CLEVELAND (AP) — Home has been anything but sweet for the Cleveland Browns.
Since their return as an expansion team in 1999, the Browns have had a winning record at home just once in 11 seasons at their downtown stadium, where the swirling winds off Lake Erie wreak havoc with field-goal attempts and where the notorious Dawg Pound lacks its old bite.
On Sunday, the Browns (0-1) will begin what they hope will be some much-needed home improvement as they host the Kansas City Chiefs (1-0), who began their season at home in refurbished Arrowhead Stadium on Monday night with a 21-14 win over San Diego.
The Browns are just 31-57 since ‘99 in Cleveland, where the city’s die-hard sports fans are looking for something to cheer about with the Indians locked in perpetual rebuilding mode, and after a certain NBA All-Star decided to take his talents to Miami.
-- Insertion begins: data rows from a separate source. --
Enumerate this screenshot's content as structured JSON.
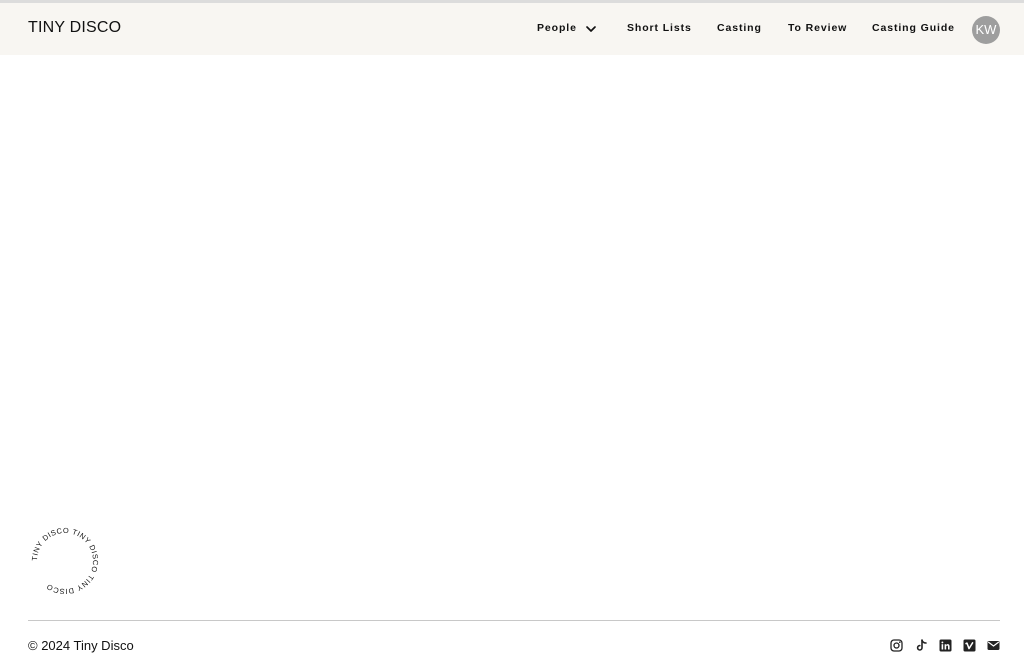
{
  "header": {
    "logo": "TINY DISCO",
    "nav": [
      {
        "label": "People",
        "has_dropdown": true
      },
      {
        "label": "Short Lists"
      },
      {
        "label": "Casting"
      },
      {
        "label": "To Review"
      },
      {
        "label": "Casting Guide"
      }
    ],
    "avatar_initials": "KW"
  },
  "badge": {
    "ring_text": "TINY DISCO TINY DISCO TINY DISCO"
  },
  "footer": {
    "copyright": "© 2024 Tiny Disco",
    "social_icons": [
      "instagram-icon",
      "tiktok-icon",
      "linkedin-icon",
      "vimeo-icon",
      "email-icon"
    ]
  },
  "colors": {
    "header_bg": "#f8f6f2",
    "text": "#111111",
    "avatar_bg": "#9e9e9e",
    "divider": "#c8c8c8"
  }
}
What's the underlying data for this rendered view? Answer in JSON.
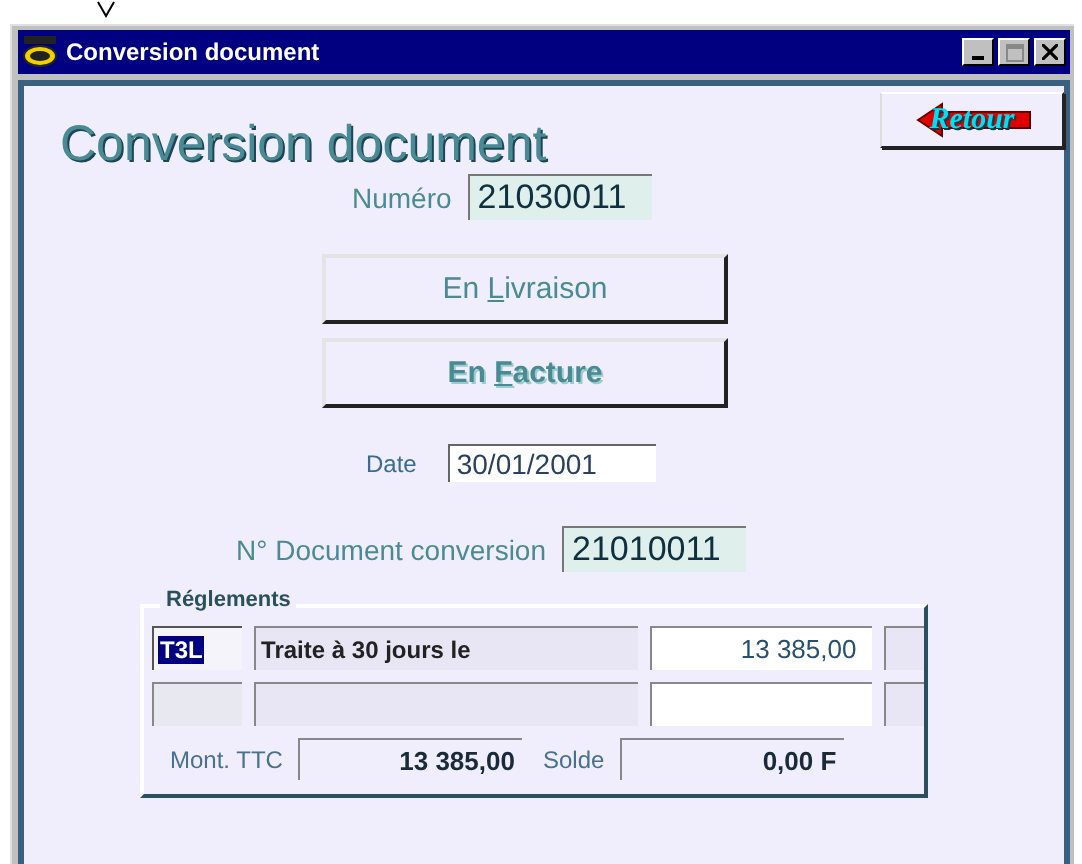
{
  "window": {
    "title": "Conversion document"
  },
  "header": {
    "title": "Conversion document",
    "back_button": "Retour"
  },
  "numero": {
    "label": "Numéro",
    "value": "21030011"
  },
  "actions": [
    {
      "label": "En Livraison",
      "default": false
    },
    {
      "label": "En Facture",
      "default": true
    }
  ],
  "date": {
    "label": "Date",
    "value": "30/01/2001"
  },
  "document_conversion": {
    "label": "N° Document conversion",
    "value": "21010011"
  },
  "reglements": {
    "title": "Réglements",
    "rows": [
      {
        "code": "T3L",
        "label": "Traite à 30 jours le",
        "amount": "13 385,00",
        "selected": true
      },
      {
        "code": "",
        "label": "",
        "amount": "",
        "selected": false
      }
    ],
    "total_label": "Mont. TTC",
    "total": "13 385,00",
    "balance_label": "Solde",
    "balance": "0,00 F"
  }
}
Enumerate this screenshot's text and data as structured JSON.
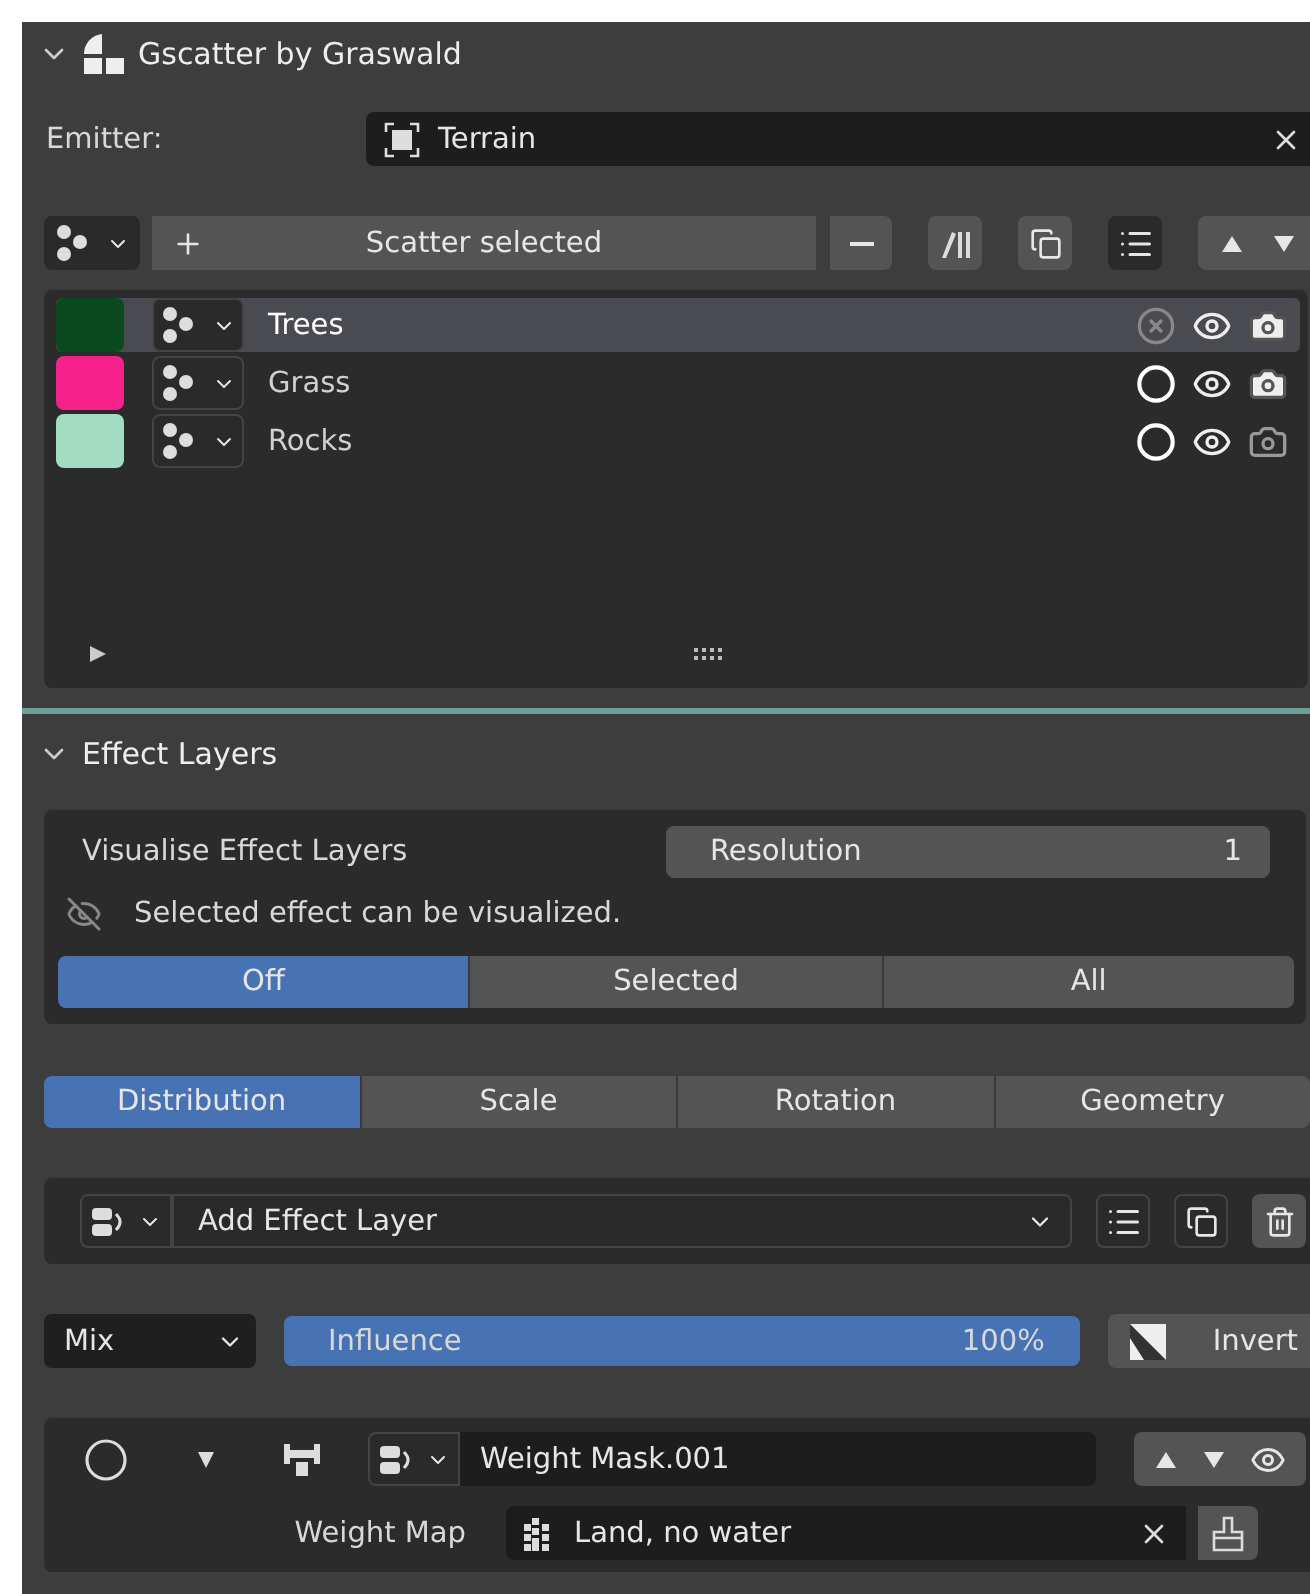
{
  "panel": {
    "title": "Gscatter by Graswald",
    "expanded": true
  },
  "emitter": {
    "label": "Emitter:",
    "value": "Terrain"
  },
  "scatter_toolbar": {
    "button": "Scatter selected"
  },
  "scatter_list": [
    {
      "name": "Trees",
      "color": "#0b4a1f",
      "selected": true,
      "selectable": false,
      "visible": true,
      "render": true
    },
    {
      "name": "Grass",
      "color": "#f5218a",
      "selected": false,
      "selectable": true,
      "visible": true,
      "render": true
    },
    {
      "name": "Rocks",
      "color": "#a2dcc2",
      "selected": false,
      "selectable": true,
      "visible": true,
      "render": false
    }
  ],
  "effect_layers": {
    "title": "Effect Layers",
    "expanded": true,
    "visualise_label": "Visualise Effect Layers",
    "resolution": {
      "label": "Resolution",
      "value": "1"
    },
    "hint": "Selected effect can be visualized.",
    "modes": [
      {
        "label": "Off",
        "selected": true
      },
      {
        "label": "Selected",
        "selected": false
      },
      {
        "label": "All",
        "selected": false
      }
    ]
  },
  "tabs": [
    {
      "label": "Distribution",
      "selected": true
    },
    {
      "label": "Scale",
      "selected": false
    },
    {
      "label": "Rotation",
      "selected": false
    },
    {
      "label": "Geometry",
      "selected": false
    }
  ],
  "add_layer": {
    "label": "Add Effect Layer"
  },
  "blend": {
    "value": "Mix"
  },
  "influence": {
    "label": "Influence",
    "reading": "100%",
    "level": 1
  },
  "invert": {
    "label": "Invert"
  },
  "layer": {
    "name": "Weight Mask.001",
    "enabled": false,
    "weight_map_label": "Weight Map",
    "weight_map_value": "Land, no water"
  }
}
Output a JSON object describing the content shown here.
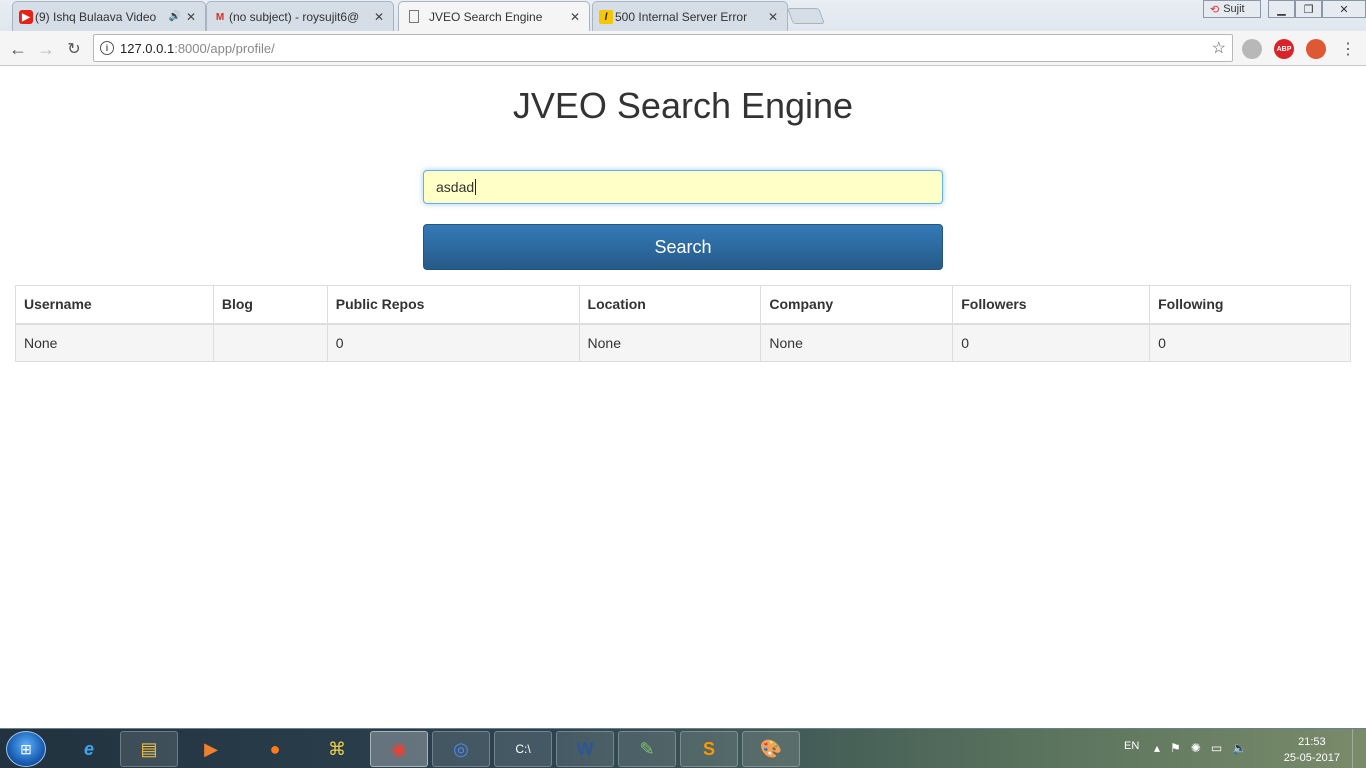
{
  "browser": {
    "tabs": [
      {
        "title": "(9) Ishq Bulaava Video",
        "favicon": "youtube-icon",
        "has_audio": true
      },
      {
        "title": "(no subject) - roysujit6@",
        "favicon": "gmail-icon"
      },
      {
        "title": "JVEO Search Engine",
        "favicon": "page-icon",
        "active": true
      },
      {
        "title": "500 Internal Server Error",
        "favicon": "error-icon"
      }
    ],
    "user_name": "Sujit",
    "address": {
      "host": "127.0.0.1",
      "path": ":8000/app/profile/"
    },
    "extensions": [
      "shield-icon",
      "adblock-icon",
      "duckduckgo-icon"
    ]
  },
  "page": {
    "title": "JVEO Search Engine",
    "search_value": "asdad",
    "search_button": "Search",
    "table": {
      "headers": [
        "Username",
        "Blog",
        "Public Repos",
        "Location",
        "Company",
        "Followers",
        "Following"
      ],
      "rows": [
        [
          "None",
          "",
          "0",
          "None",
          "None",
          "0",
          "0"
        ]
      ]
    }
  },
  "taskbar": {
    "apps": [
      "internet-explorer-icon",
      "file-explorer-icon",
      "media-player-icon",
      "firefox-icon",
      "python-icon",
      "chrome-icon",
      "chromium-icon",
      "cmd-icon",
      "word-icon",
      "notepad-plus-icon",
      "sublime-icon",
      "paint-icon"
    ],
    "language": "EN",
    "time": "21:53",
    "date": "25-05-2017"
  },
  "colors": {
    "accent": "#337ab7",
    "input_bg": "#ffffc8"
  }
}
“You’ve got to win at home,” said Browns kicker Phil Dawson, the sole player remaining from Cleveland’s NFL rebirth. “You want to win any of them, but the home games are the ones you’ve got to win. If you can hold your home court and steal a couple wins on the road, now you got a shot (at the playoffs).
“I don’t want to make a bigger deal about it than it is, but right now, we just need a win because it’s the next one on the schedule.”
The Browns, who have dropped five straight home openers, feel they let victory slip away last week at Tampa Bay. Leading 14-3 late in the first half, Cleveland quarterback Jake Delhomme threw a momentum-swaying interception that set up a touchdown by the Buccaneers, who capitalized on three turnovers for a 17-14 win.
Delhomme added injury to insult by hurting his right ankle on the first-half pick. The 35-year-old missed practice this week, and his status for Sunday may not be decided until he takes the field and tests his mobility during pre-game warmups.
Delhomme wants to make a better impression this week on Cleveland fans, who have spent the past few years watching the team’s quarterback carousel spin out of control and wondering when it will finally stop.
After winning just one of their first six home games last season, the Browns beat Oakland and Jacksonville to finish 3-5 at home. Not bad. Not good, either.
While playing in New Orleans, Browns linebacker Scott Fujita saw first hand what winning at home can do for a team and a region. The Saints enjoy one of the best home-field advantages in the league because their fans come to the Superdome ready to party — or to keep one going.
“You don’t want to put too much importance on one game, but it’s really important to set the tone for the season at home,” said Fujita, who signed as a free agent in March. “Teams who traditionally make the playoffs control their games at home. The years we were successful in New Orleans, we won almost every game at home. In the years we weren’t successful, it’s because we didn’t win at home.
“It’s a huge difference maker.”
The difference for the Chiefs last week were big plays and special teams.
Kansas City set a single-game team record with 160 punt return yards, 94 coming on a TD by rookie wide receiver Dexter McCluster. Other than that, the Chiefs didn’t do much, picking up only nine first downs and 197 total yards to 389 for the Chargers.
But there were signs of improvement and hope for the future as McCluster and fellow rookies Javier Arenas and Eric Berry flashed potential in front of a national TV audience. One of coach Todd Haley’s biggest challenges this week is getting his team ready after a short work week on top of traveling to another time zone.
“All those young guys getting a taste of that tempo was real good,” Haley said, “and hopefully they can continue to improve as we transition into becoming a good team.”
Last year, the Browns and Chiefs hooked up in a back-and-forth shootout that resulted in an NFL mark falling and the Hall of Fame requesting the game ball and other keepsakes.
Browns return specialist Joshua Cribbs took back two kickoffs more than 100 yards for TDs, giving him a record eight in his career. Cribbs was perhaps upstaged by teammate Jerome Harrison, who broke free for 286 yards — third most in league history — in Cleveland’s thrilling 41-34 win.
The Browns will use the occasion of their home opener to unveil a ring of honor inside their otherwise nondescript stadium. Encircling the field will be the names of Cleveland’s football greats: Paul Brown, Jim Brown, Otto Graham, Paul Warfield and others.
New team president Mike Holmgren hatched the idea for the ring, which will be uncovered during a halftime ceremony.
Fullback Lawrence Vickers, whose blocks helped spring Harrison last year in Kansas City wasn’t aware that this year’s opener would include a tribute to Cleveland’s past football glory. He said playing in front of legendary Browns will only make and his teammates better.
“We have a little bit more to play for,” said Vickers, acknowledging that a good start at home is essential for the psyche of Cleveland’s fans. “I want to give them something to come back for. We need our fans. They do a lot for us at home.”
It’s time for the Browns to do something in return.